Apple Shows Ominous Power in U2 Release

iTunes Store - iPad_MBP_iPhone Apple's September 9th keynote ended with a concert from rock band U2 and the announcement that the band's latest album, Songs of Innocence, would be released for free on iTunes. What Apple somewhat touched upon, but didn't really mention, was that the album would be added automatically to every iTunes user's library whether the user wanted the album. When I first learned about this publicity move, I immediately checked the Music app on my iPad. Sure enough, there was U2's album sitting in my library, ready to be downloaded from Apple's servers. This move caused quite a stir online, yielding both positive and negative reactions, but mostly negative. The response was so strong that Apple created a support page with a step-by-step process on how to remove the album from one's iTunes library.

Apple Spilled U2 in my iTunes

I'm not really a fan of U2. They made some good singles, but I never actively sought out to listen to one of their albums in the past, and I probably won't in the future. When I first found Apple had spilled U2 in my iTunes, I didn't think too much of it. It was added to my iTunes cloud, and I could download it later whenever I want what whatever Apple device I choose. I enjoy free music and frequently check the Google Play Store, Amazon, and iTunes for new free music downloads. It helps me explore my musical tastes and branch out to find new artists. When Apple gave me a free album from what, in my opinion, is a moderately good artist I thought "Ok, free music. Great." If I didn't like some songs, I would just do what I do with every other song I don't like: I delete it from my library. No harm, no foul. Then I reflected upon the stunt Apple pulled with this U2 album a little more.

Apple Put U2 in my iTunes

I'm sure Apple had the best intentions in mind. CEO Tim Cook and even former CEO and the late Steve Jobs repeated that Apple has a passion for music, so releasing a brand new album exclusively on iTunes from the same band which Apple designed a special edition iPod for made sense. It's clear that Apple loves U2, and Apple wanted to share that love by giving U2's music to their users. Of course, Apple gets the side-effect of being able to tout that U2's album release is the largest in history at the same time. I imagine it's easy to say that when you force an album into the libraries of approximately 800+ million iTunes accounts. This action has broader implications, in my opinion.

What I can't get past, despite Apple's best intentions, is that Apple forced something on me and millions of other people without our consent. One quick look at Twitter shows confusion, anger, and feelings of an invasion of privacy at having this unknown U2 and their music mysteriously appear on people's iPhones, iPads, and iTunes libraries. Many didn't know it was the work of the very same company that sold them the products they use to listen to music, which Apple apparently paid upwards of $100 million to bring this album to everyone for free. Some people will brush this off as a case of others wining about getting something they didn't want for free, but I don't believe we should be so quick to dismiss this issue.

Harmless Intentions, Ominous Repercussions

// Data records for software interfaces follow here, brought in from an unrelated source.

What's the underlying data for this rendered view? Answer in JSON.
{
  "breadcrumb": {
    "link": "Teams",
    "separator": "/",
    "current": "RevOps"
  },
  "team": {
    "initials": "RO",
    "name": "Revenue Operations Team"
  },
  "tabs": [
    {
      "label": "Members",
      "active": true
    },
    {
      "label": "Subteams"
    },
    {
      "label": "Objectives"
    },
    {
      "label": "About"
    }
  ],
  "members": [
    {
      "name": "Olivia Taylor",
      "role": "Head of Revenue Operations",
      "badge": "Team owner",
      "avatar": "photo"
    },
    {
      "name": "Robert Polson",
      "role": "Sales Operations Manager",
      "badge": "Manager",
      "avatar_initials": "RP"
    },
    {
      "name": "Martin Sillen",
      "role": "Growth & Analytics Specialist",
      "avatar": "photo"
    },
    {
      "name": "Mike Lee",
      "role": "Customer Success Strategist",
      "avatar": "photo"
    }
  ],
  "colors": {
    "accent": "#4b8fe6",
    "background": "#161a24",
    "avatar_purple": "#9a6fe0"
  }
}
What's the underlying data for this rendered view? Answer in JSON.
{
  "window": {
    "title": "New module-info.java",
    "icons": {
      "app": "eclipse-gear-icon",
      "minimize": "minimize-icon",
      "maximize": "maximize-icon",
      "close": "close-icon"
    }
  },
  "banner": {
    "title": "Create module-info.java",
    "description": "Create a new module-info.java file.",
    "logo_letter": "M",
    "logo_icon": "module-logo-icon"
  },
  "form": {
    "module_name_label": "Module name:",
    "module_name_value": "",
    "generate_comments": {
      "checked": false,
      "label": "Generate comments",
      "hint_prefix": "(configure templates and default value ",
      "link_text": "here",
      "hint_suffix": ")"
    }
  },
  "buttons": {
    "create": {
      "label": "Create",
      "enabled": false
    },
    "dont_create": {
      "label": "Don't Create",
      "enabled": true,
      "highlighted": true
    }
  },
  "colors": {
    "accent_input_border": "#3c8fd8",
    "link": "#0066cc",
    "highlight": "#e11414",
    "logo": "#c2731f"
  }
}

This whole conundrum could have been easily avoided if Apple simply made the album free to download from iTunes and publicizing the album's availability instead of taking the short route and putting the album directly onto everyone's iTunes library. Even meaning the best, Apple has shown a potentially darker side of controlling an entire ecosystem and what power that holds. In this case, it was a harmless musical album - an album Apple was able to push out, virtually instantaneously, to millions of iTunes accounts world wide. Many of those that received this album had preferences set on their devices in such a way that the music was automatically downloaded to the device. Apple demonstrated its ability to put data on millions of devices regardless of customer consent whenever Apple wanted. This data could be anything from music, video, a much needed iOS software update, or even an app all because Apple deems it necessary be it for security, marketing, or whatever reason Apple wants. The implications, to me, are quite chilling.

Do I believe Apple has ill intentions to abuse this type of power? No. I hope Apple actually learned a valuable lesson about forcing something on their users and makes more careful, responsible decisions in the future. I do believe this is the biggest PR incident to happen with Apple since the Maps app fiasco in iOS 6 or the Antennagate debacle with the iPhone 4, but most of the press is missing the ramifications this forced album release shows: Apple can put whatever they want on your Apple-branded device, whenever they want. This ultimately leads to the question of, "How much does one trust Apple to make the right decisions from here on out?" Personally, I still hold a great deal of trust in Apple and hope they continue on with a responsible focus on security, quality, and integrity of their products.

What do you think about Apple's actions of placing this album in to your iTunes library? Is it no big deal? Are you concerned? Let me know in the comments down below!